• [Description of the task]
For every line in the entries that contains "label", show the whole line.
>>>
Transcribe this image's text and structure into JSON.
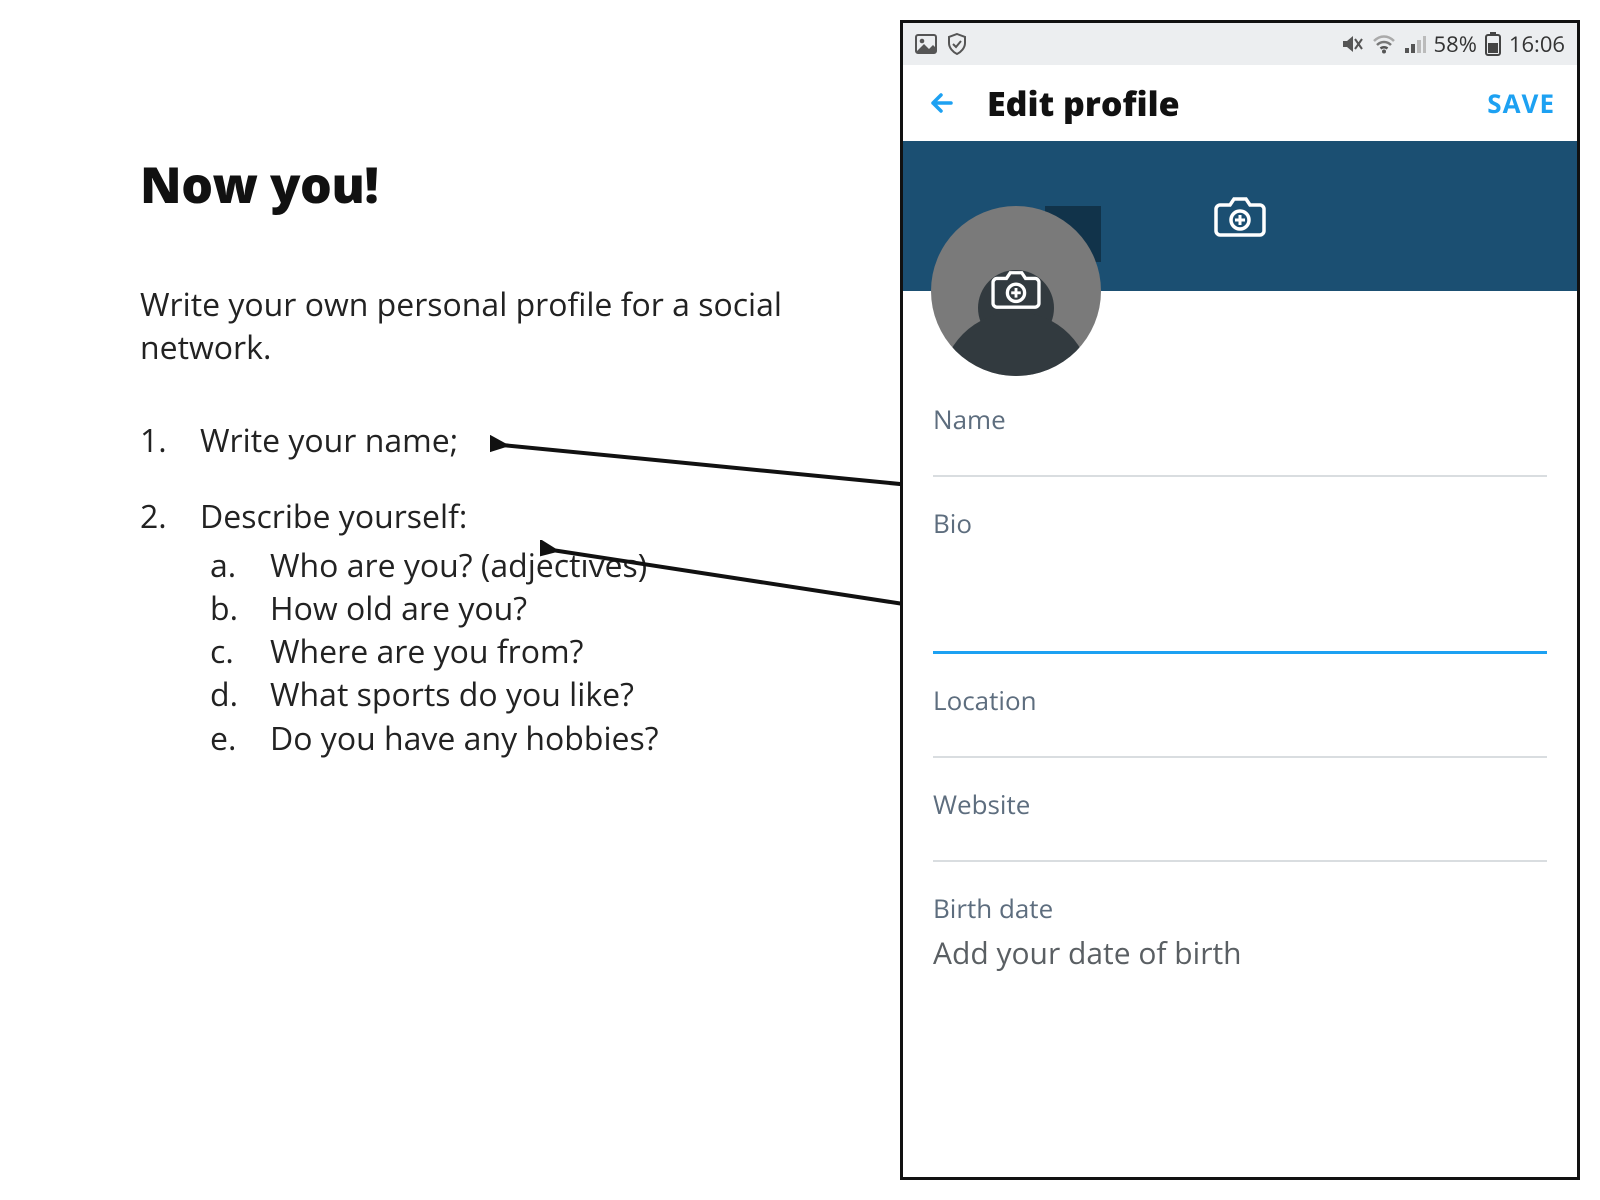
{
  "left": {
    "heading": "Now you!",
    "intro": "Write your own personal profile for a social network.",
    "items": [
      {
        "text": "Write your name;"
      },
      {
        "text": "Describe yourself:",
        "sub": [
          "Who are you? (adjectives)",
          "How old are you?",
          "Where are you from?",
          "What sports do you like?",
          "Do you have any hobbies?"
        ]
      }
    ]
  },
  "phone": {
    "status": {
      "battery_pct": "58%",
      "time": "16:06"
    },
    "appbar": {
      "title": "Edit profile",
      "save": "SAVE"
    },
    "fields": {
      "name": {
        "label": "Name"
      },
      "bio": {
        "label": "Bio"
      },
      "location": {
        "label": "Location"
      },
      "website": {
        "label": "Website"
      },
      "birthdate": {
        "label": "Birth date",
        "placeholder": "Add your date of birth"
      }
    }
  }
}
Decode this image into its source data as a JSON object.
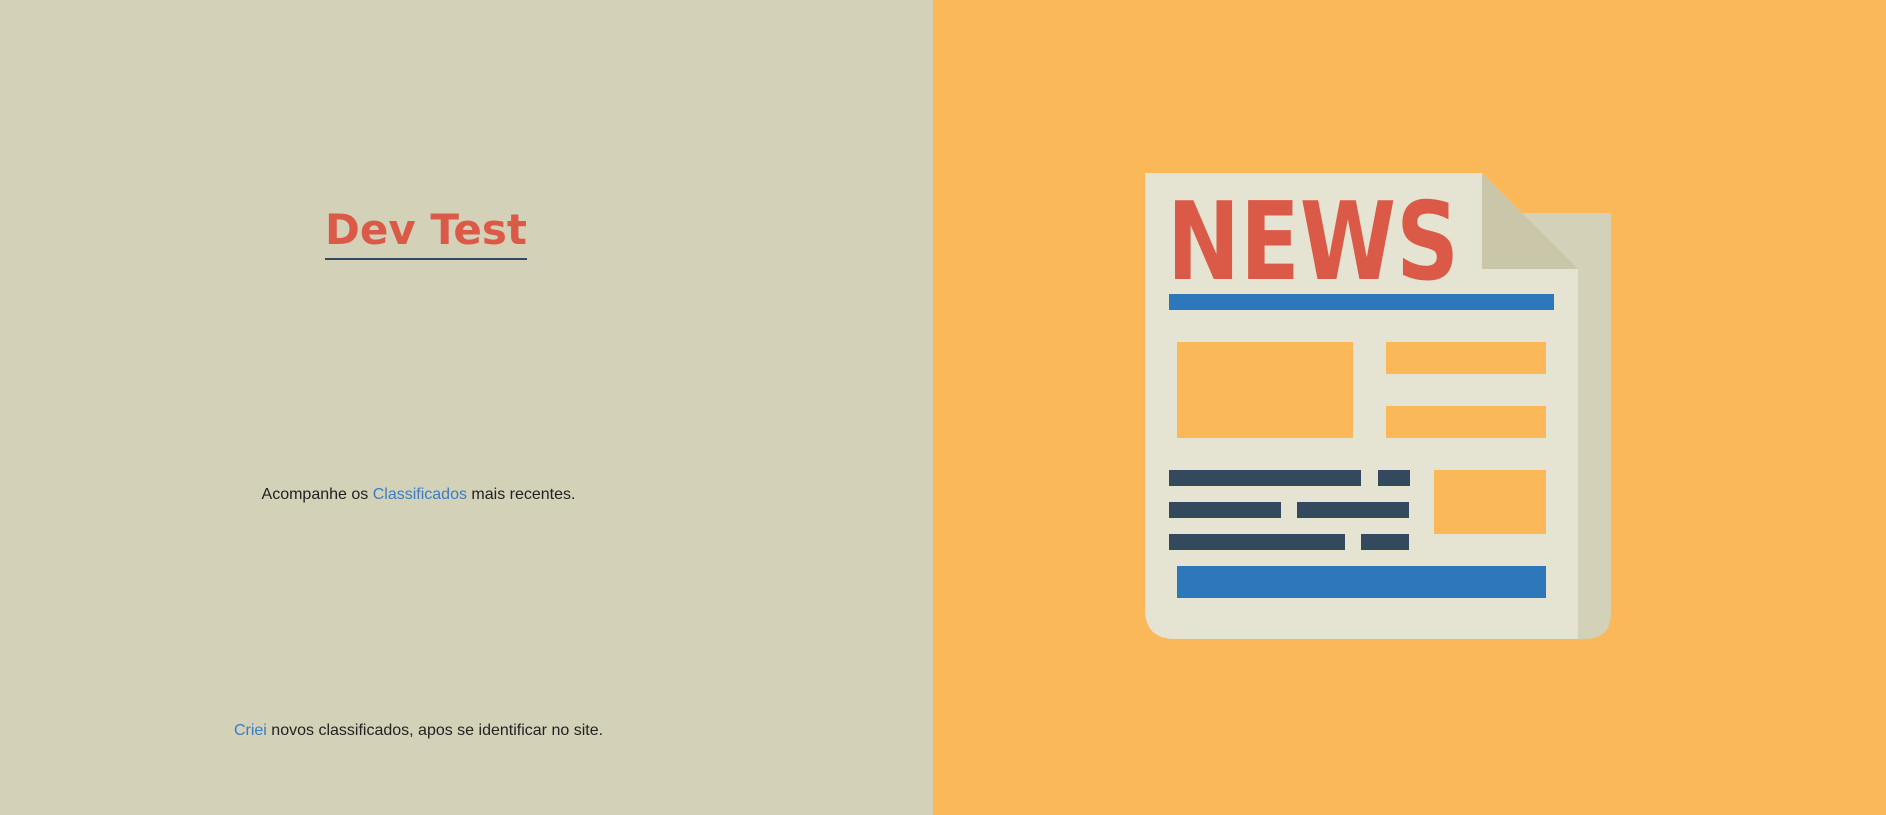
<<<
• [Response to this exercise]
        "label": "Name"
        "label": "Bio"
        "label": "Location"
        "label": "Website"
        "label": "Birth date",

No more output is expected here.